Lee is now one of those historians. A distinguished professor at the University of Minnesota, she’s the director of its Immigration History Research Center and the author of several books on the history of immigration, including The Making of Asian America: A History and, most recently, America for Americans: A History of Xenophobia in the United States. She served as an advisor to Mia on bringing the current exhibition “When Home Won’t Let You Stay: Art and Migration” from the Institute of Contemporary Art in Boston, and reconstituting it in the Twin Cities with the perspectives of the area’s distinct immigrant communities.
She grew up in the San Francisco Bay Area, and says her family—like the history books—didn’t delve too deeply into what, for them, was historical trauma. “They were so focused on proving that they were—and could be—true Americans that they did not want to dwell on the past and bring up these pretty traumatic memories,” she says. “They wanted to send their children and grandchildren forward to achieve whatever that American dream might be that had sent them from China in the first place.”
In her latest book, she has expanded her focus to the xenophobia that has countered nearly all immigration at almost every turn in the history of the United States, going back to Benjamin Franklin opposing an influx of Germans in the 1750s. To understand this history, in which the same arguments are used against one group of people after another (they’ll never respect our ways, they’ll take our jobs, there’s too many of them) is to understand something about “Americanness.” Indeed, as each group of immigrants succeeds in becoming more “American,” they take on some version of this dark and persistent characteristic.
“History is built on precedent,” Lee says. “So when we’ve treated one group unfairly, it’s easy to extend that worldview to another group. Sometimes those who’ve recently been excluded have turned around and found another group to marshal Americans’ attention towards, unfortunately. It’s a way of expressing one’s Americanness to be exclusionary and to point to foreigners as dangerous.”
The Melting Pot Paradox
Lee used to explain American xenophobia to her university students more or less the ways historians have long thought about it, that sometimes we’ve been more accepting of immigrants and sometimes we have not. Or that we’ve evolved, learned our lesson, never to fully return to the xenophobia of the past. But around 2015, in the run-up to the presidential election, Lee concluded that wasn’t really accurate.
“I realized that after two terms of our first African American president and 50 years after the Civil Rights Movement, this was still happening,” she says. “And in even more cruel and explicitly racist ways than we had thought were long over.”
And yet, as barriers to immigration have gone up once again in the United States, there has also been an outpouring of support, from marches against the Muslim ban to yard signs celebrating diversity—a contradiction that is now at the heart of Lee’s research.

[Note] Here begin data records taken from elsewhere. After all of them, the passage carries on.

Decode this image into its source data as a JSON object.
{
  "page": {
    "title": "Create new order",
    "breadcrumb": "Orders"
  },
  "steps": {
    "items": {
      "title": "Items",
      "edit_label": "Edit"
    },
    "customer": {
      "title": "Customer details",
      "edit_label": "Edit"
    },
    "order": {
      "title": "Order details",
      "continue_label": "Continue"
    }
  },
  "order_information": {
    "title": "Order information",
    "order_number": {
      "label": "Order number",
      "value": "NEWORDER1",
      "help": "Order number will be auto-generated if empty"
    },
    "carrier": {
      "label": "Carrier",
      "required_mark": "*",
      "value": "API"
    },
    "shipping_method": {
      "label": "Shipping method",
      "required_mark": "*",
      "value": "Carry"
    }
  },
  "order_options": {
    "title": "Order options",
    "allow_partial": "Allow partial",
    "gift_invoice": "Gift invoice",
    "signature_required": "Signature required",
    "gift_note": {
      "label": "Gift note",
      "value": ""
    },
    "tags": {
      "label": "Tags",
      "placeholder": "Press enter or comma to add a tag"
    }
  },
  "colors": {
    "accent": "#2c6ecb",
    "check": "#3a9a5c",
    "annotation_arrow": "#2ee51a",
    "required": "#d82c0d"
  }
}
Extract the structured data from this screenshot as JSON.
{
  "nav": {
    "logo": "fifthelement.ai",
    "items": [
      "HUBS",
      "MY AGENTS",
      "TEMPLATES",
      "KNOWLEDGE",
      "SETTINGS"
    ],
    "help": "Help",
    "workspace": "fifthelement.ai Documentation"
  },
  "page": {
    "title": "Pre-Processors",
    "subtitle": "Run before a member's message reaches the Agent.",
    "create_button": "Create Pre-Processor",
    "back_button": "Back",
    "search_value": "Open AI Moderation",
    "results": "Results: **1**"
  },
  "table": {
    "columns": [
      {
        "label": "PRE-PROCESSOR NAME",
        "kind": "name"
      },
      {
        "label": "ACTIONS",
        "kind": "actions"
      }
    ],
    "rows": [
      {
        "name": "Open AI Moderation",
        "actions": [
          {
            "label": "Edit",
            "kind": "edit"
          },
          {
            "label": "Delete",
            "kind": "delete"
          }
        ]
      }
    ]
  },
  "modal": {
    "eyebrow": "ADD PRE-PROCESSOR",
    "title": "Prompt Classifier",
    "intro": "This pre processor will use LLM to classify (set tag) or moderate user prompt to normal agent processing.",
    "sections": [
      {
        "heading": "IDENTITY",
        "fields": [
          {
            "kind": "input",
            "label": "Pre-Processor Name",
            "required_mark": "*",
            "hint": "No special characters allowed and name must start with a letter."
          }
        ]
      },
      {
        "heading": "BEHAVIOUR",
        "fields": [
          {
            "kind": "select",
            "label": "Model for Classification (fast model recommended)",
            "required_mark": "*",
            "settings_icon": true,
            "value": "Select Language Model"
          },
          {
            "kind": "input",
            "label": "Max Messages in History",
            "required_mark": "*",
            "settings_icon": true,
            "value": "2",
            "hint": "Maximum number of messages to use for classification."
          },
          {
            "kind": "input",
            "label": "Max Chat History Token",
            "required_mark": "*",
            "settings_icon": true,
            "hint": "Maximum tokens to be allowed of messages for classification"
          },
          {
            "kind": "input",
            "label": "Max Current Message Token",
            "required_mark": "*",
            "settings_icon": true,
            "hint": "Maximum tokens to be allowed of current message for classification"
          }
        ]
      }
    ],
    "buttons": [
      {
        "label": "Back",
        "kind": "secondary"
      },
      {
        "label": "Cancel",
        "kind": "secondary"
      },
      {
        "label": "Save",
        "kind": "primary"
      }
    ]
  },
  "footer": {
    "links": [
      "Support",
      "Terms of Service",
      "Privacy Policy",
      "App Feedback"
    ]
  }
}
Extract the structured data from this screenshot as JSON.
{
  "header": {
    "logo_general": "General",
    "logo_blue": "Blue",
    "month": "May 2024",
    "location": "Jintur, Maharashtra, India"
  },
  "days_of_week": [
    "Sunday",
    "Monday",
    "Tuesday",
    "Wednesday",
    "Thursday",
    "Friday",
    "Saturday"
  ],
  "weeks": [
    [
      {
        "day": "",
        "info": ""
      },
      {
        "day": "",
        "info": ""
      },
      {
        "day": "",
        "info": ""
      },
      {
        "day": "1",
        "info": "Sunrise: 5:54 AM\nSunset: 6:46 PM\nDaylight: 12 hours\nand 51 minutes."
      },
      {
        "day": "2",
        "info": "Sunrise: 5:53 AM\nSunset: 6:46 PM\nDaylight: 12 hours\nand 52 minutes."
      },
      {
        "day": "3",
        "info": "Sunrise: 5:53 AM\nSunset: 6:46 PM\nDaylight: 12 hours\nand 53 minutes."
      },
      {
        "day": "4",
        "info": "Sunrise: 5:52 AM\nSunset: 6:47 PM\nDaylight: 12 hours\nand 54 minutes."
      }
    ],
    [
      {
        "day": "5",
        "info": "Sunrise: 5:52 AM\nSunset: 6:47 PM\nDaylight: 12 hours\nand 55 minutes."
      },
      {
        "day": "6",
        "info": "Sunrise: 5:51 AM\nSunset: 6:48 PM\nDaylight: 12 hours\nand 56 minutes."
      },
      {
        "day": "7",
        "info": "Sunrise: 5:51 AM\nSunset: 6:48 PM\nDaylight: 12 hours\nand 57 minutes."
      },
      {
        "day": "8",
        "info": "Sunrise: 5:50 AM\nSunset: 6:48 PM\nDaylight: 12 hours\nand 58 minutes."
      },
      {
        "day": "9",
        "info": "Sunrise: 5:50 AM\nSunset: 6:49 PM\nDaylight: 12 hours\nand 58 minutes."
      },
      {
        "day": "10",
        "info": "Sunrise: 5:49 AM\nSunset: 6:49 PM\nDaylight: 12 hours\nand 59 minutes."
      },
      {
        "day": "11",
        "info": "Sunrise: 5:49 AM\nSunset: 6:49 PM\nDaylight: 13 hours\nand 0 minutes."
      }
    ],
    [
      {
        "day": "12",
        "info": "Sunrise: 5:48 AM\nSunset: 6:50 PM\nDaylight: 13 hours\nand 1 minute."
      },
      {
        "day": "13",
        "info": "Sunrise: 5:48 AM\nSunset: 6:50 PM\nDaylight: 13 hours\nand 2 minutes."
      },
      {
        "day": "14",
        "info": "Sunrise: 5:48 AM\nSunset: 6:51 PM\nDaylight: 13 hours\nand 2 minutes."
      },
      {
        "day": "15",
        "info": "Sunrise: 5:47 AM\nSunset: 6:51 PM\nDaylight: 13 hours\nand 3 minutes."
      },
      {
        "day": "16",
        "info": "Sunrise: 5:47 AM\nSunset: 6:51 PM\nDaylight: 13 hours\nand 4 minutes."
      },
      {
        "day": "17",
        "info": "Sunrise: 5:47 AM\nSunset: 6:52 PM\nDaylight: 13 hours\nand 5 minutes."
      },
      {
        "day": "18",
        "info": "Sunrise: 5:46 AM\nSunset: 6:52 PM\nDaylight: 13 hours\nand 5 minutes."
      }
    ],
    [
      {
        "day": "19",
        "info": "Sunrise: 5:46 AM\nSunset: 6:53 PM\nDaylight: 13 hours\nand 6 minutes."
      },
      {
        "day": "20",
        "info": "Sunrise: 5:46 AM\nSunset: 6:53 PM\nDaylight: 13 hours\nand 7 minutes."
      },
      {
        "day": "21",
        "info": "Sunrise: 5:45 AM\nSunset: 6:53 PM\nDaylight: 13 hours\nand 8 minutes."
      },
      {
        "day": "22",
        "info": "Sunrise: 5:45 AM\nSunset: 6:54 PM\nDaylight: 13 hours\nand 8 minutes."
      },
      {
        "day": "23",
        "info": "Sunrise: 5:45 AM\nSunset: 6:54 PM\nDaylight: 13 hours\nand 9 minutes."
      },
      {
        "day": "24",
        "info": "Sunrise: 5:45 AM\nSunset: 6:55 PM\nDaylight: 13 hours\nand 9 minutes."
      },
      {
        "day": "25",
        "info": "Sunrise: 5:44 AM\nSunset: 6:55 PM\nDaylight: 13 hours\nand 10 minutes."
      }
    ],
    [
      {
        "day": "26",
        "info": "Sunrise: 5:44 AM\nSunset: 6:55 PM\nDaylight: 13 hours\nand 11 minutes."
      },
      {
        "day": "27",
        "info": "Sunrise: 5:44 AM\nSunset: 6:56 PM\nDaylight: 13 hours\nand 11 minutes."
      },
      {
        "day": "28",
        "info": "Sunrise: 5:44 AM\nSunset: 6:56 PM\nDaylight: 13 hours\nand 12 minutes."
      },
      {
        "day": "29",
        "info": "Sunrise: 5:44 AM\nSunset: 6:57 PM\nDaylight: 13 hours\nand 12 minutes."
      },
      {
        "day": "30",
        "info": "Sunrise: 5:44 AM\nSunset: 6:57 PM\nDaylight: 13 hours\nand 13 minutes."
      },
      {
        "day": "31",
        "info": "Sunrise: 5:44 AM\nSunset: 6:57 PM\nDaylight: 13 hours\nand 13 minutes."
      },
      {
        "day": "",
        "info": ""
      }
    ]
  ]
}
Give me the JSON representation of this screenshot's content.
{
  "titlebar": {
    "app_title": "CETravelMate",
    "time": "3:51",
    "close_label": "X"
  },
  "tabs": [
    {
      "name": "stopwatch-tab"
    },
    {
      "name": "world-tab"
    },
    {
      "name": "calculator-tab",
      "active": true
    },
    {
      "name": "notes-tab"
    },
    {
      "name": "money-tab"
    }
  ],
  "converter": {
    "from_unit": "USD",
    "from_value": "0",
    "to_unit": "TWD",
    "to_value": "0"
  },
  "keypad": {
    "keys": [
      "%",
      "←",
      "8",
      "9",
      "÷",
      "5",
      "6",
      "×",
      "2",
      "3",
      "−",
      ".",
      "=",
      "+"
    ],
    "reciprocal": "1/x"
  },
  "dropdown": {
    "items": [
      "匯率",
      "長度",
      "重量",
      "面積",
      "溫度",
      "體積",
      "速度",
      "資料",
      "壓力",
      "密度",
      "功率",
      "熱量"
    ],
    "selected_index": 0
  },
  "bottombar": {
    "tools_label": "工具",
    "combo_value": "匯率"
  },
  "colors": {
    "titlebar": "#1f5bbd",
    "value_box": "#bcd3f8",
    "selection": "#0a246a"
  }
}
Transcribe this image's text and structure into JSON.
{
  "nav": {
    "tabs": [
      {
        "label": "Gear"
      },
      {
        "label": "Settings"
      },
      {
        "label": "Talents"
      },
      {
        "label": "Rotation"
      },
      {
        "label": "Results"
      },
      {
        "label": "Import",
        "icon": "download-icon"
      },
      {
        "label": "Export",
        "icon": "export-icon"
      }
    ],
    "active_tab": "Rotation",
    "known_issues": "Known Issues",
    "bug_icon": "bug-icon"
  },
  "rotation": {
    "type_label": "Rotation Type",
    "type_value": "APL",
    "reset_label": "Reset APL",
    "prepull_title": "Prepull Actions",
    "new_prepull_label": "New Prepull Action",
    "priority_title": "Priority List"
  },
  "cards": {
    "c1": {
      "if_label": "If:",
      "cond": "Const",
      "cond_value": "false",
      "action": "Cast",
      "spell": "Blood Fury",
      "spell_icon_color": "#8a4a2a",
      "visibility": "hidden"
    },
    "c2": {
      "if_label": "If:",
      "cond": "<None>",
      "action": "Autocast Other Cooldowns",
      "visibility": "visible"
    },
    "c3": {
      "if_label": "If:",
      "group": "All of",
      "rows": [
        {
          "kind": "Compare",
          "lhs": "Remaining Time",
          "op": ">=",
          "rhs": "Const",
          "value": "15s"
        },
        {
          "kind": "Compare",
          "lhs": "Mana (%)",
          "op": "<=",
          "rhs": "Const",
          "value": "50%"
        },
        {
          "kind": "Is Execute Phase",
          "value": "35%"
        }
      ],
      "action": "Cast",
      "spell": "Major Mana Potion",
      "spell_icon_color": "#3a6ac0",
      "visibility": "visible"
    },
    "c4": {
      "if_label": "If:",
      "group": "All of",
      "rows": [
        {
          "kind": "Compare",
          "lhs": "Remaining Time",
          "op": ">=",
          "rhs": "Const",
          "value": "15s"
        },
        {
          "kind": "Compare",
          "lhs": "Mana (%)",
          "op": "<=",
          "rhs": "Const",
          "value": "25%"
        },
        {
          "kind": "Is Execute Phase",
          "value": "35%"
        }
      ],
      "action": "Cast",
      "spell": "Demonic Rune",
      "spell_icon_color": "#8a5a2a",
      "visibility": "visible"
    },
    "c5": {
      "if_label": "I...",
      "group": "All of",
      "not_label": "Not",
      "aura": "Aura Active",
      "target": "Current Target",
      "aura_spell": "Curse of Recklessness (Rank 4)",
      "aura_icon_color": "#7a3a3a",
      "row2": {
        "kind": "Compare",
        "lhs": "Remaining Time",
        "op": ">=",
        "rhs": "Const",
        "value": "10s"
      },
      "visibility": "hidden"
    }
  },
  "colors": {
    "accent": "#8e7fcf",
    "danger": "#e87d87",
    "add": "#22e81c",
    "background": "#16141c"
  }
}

“Through the historical record, I realized it’s not one or the other,” she says. “It’s not ebbing and swelling, or rising and stopping, it’s happening simultaneously.”
How people perceive immigration, she says, may ultimately depend on how it is framed. Do we think of it as a legal question, framed around the divisive issue of illegal border crossings? Or do we think of it as a question of motivation, a universal truth of human need?
Understanding the culture of immigrants—seeing people the way they see themselves, in their art, their food, their music, their poetry—can move the conversation into that universal space. Our art and culture reflect our values, our motivations, our roots—the things we’re attached to. The things that comprise our home. To a historian like Lee, looking at myriad streams of migration over millennia, one simple thing binds them all together: no one leaves home unless they have to.
“It’s not that people are waking up one day and saying, I’m going to leave everything that’s familiar, my family and friends, because I want to break into the United States,” she says. “Laws be damned, I want to take something from those Americans. Migrants are rooted in our home—we’re human. But when something happens that makes it necessary to leave—when home won’t let you stay—then people will go to any lengths to seek refuge. They have throughout history.”